Have a listen Here .

Here's another review from All Music Guide.
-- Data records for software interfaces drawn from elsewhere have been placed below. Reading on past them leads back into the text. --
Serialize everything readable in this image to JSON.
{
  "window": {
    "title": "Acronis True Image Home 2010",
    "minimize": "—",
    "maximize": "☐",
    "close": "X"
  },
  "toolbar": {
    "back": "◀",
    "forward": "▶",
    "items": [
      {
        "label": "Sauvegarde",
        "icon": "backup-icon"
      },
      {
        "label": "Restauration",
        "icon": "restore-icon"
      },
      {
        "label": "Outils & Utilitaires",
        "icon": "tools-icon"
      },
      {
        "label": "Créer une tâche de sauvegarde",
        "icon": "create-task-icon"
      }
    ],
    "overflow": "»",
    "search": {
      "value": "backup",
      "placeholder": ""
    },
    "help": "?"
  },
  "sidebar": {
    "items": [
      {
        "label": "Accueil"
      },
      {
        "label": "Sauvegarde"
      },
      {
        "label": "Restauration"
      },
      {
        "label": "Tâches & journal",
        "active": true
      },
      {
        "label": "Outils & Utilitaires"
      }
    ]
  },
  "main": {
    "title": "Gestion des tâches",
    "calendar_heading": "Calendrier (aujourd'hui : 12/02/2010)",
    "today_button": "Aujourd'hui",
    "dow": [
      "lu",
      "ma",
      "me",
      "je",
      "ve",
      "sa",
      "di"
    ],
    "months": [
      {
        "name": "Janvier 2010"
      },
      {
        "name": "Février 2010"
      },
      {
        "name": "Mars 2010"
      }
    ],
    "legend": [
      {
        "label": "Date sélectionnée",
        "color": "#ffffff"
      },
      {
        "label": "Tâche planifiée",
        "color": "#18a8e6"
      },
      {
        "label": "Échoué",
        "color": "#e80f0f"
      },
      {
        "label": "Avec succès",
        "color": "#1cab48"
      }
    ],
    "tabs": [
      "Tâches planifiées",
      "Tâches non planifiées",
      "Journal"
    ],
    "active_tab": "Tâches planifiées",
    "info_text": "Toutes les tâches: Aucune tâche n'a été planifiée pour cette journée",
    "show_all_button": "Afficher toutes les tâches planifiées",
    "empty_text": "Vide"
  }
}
"As the singer says with smart passion at one point, "I ridicule the mainstream!" -- always a worthy goal whenever the mainstream is particularly rotten, and 1996 was as bad a year as any. Having won a variety of comparisons -- and understandable ones at that -- to Girls Against Boys, Elevate neatly thumbed its nose at the critics by going right ahead and recording its second album with that group's key sound sculptor, Eli Janney, in Maryland. The band members chose even more cryptic monikers this time around -- Hair, Legs, Clothes, and Shoes, this time not even specifically identified with a particular instrumentalist. Obscure imagery aside, Elevate continued its just abrasive enough vision of rock tension, with a little more spite and fire this time -- not that Bronzee didn't have plenty of that, but lyrics referring to "testosterone eyes" and "two rivals need no abuse excuse" are again delivered with Fall-touched bile. The Architect differs from Bronzee in that, if anything, the off-kilter approach that both bands share is even more clearer here - Janney certainly wasn't out to persuade Elevate to try something different, if anything he helped it sound even better than ever. The same thick but tight playing approach remains for the quartet, but even at its most blasting there's a clear separation in instruments, combining impact with individual detail. "General Purpose," with a snarling initial bassline and almost metallic percussion clatters to recommend it, and the heavily distorted vocal roars halfway through the aggro strut of "Tuxedo Mouthpiece" show that Janney knew how to record the band for maximum impact. Quieter numbers conjure up images of moody film noir scenarios where threat and inviting shadow combine -- "The Resin World" almost glides with weirdly relaxed edginess, effortlessly swinging.
(Review Ned Raggett - AMG)